President Trump described the ex-Marine in the Thousand Oaks massacre as a “very sick guy” on Friday, and suggested without evidence not only that he had post-traumatic stress disorder but that combat veterans generally return with mental health issues.
“He was a war veteran. He was a Marine. He was in the war. He served time,” Trump said of Ian David Long, who killed 12 people at the Borderline Bar and Grill on Wednesday night. “He saw some pretty bad things. And a lot of people say he had the PTSD. And that's a tough deal.”
The president, speaking to reporters at the White House as he departed for a weekend trip to France, then went further, reinforcing a stereotype long challenged by advocacy groups: that all combat veterans come home from war suffering from mental health issues.
“People come back. That’s why it’s a horrible thing,” Trump said. “They come back, and they're never the same.”
Long, a 28-year-old from Newbury Park who opened fire in the crowded bar before possibly turning the gun on himself, was deployed for seven months to Afghanistan in 2010 and discharged in 2013. The U.S. Department of Veterans Affairs has said that Long had never enrolled in its healthcare system, and no evidence has emerged that he sought treatment for or suffered from PTSD.
However, acquaintances have said that Long seemed to struggle with mental health issues after his return from military service. In April, a mental health specialist met with Long after authorities responded to a disturbance at the home where he lived with his mother, but found no grounds to commit him involuntarily.
Trump combined his speculation that Long suffered from PTSD to boast of his administration’s work on that issue. “I've given tremendous funding to the vets for the PTSD and for general health for PTSD,” he said. “It's a big problem.”
Veterans advocates and mental health professionals were left shaking their heads at Trump’s comments.
“Comments like this one from our commander in chief are extremely unhelpful,” Paul Rieckhoff, co-founder of Iraq and Afghanistan Veterans of America, wrote in an email. “They perpetuate a false and damaging narrative that veterans are broken and dangerous. Most people who suffer from PTSD, when able to access effective treatment, are able to live healthy, happy, meaningful lives.”
According to the VA, between 11% and 20% of veterans of Afghanistan and Iraq, and 31% of Vietnam veterans, suffer from PTSD, which can lead to depression and suicide.

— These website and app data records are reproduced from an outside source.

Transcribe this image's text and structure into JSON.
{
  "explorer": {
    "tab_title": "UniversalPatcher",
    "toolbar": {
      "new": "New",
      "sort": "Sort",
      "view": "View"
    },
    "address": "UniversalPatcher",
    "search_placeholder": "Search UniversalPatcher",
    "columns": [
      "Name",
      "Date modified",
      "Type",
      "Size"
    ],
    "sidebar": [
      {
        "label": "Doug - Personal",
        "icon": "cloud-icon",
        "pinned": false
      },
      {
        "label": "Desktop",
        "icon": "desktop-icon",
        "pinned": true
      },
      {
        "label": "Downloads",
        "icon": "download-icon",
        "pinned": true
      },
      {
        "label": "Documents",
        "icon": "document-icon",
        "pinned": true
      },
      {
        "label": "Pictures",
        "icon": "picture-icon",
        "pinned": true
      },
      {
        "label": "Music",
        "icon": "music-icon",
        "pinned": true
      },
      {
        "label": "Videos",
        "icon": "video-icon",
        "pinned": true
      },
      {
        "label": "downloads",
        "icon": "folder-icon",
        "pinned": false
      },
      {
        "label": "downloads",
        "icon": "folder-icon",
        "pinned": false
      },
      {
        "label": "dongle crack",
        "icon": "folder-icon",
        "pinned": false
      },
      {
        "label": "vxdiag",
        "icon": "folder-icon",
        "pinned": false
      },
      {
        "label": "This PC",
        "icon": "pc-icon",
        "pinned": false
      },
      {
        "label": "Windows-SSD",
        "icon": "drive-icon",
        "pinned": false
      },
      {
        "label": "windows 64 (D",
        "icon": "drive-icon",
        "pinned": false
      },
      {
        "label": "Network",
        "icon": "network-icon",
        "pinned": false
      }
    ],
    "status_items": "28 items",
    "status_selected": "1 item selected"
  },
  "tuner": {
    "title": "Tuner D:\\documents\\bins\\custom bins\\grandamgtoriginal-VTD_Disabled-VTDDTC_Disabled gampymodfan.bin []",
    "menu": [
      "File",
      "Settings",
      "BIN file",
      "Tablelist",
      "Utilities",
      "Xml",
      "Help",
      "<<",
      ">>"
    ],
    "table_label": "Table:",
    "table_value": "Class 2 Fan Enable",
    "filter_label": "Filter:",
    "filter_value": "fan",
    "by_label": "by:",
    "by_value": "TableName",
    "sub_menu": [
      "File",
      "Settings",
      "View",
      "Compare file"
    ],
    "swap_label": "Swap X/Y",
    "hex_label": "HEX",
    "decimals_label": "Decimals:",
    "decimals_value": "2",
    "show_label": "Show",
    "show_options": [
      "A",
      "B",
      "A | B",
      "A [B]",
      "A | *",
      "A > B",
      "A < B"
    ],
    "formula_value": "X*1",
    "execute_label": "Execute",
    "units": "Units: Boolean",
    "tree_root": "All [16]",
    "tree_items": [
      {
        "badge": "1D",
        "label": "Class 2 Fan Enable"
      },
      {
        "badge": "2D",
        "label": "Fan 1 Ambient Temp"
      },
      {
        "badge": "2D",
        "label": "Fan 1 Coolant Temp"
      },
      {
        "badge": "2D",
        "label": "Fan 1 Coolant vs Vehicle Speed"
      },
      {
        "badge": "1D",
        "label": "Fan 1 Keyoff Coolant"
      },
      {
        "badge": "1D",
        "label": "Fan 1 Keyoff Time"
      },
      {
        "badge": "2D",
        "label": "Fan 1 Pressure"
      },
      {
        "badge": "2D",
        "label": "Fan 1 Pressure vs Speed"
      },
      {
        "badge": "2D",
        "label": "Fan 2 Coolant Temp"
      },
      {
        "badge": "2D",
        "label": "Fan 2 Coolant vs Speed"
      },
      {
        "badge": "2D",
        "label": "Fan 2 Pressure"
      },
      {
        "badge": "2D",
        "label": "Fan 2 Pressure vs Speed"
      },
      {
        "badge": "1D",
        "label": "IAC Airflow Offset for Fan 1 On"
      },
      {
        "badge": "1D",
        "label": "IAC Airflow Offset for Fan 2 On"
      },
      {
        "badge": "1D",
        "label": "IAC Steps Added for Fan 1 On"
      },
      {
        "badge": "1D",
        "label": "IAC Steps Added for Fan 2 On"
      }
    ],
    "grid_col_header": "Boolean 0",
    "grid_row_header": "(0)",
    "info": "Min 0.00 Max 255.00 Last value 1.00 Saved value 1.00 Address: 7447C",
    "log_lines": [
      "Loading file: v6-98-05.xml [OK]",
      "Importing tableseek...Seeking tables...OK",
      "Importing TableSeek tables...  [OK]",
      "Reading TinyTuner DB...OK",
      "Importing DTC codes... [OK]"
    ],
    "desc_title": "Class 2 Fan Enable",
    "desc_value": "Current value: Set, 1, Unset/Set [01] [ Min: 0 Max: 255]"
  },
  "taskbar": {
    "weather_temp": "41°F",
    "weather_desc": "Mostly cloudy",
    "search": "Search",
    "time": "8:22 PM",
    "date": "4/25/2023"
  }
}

“When veterans with mental health injuries do hurt someone, it's mostly likely themselves, not someone else,” Rieckhoff said, noting that 20 veterans and service members die by suicide every day.
Some former military officials took to Twitter to criticize Trump as well.
“Those who think they know about combat, please hear this: All soldiers who go to war experience some degree of post-traumatic stress. War is inhumane & traumatic. Innocence is lost. PTSD (“disorder”) is different. Professionals address that ... the uninformed shouldn’t,” Mark Hertling, a retired three-star general, tweeted.
Trump made the comments during a freewheeling 23-minute exchange with reporters. He also claimed not to know Matthew Whitaker, whom he just appointed as acting attorney general, despite past statements to the contrary, and asserted that Democrats were trying to steal the elections for governor and senator in Florida.
And he snapped back when asked about former First Lady Michelle Obama’s contention in her forthcoming book that she would “never forgive” him for endangering her children by promoting his “birther conspiracy” that President Obama wasn’t born in the United States.
“I'll give you a little controversy back: I'll never forgive him for what he did to our United States military by not funding it properly,” he said. “It was depleted. Everything was old and tired. And I came in, and I had to fix it.”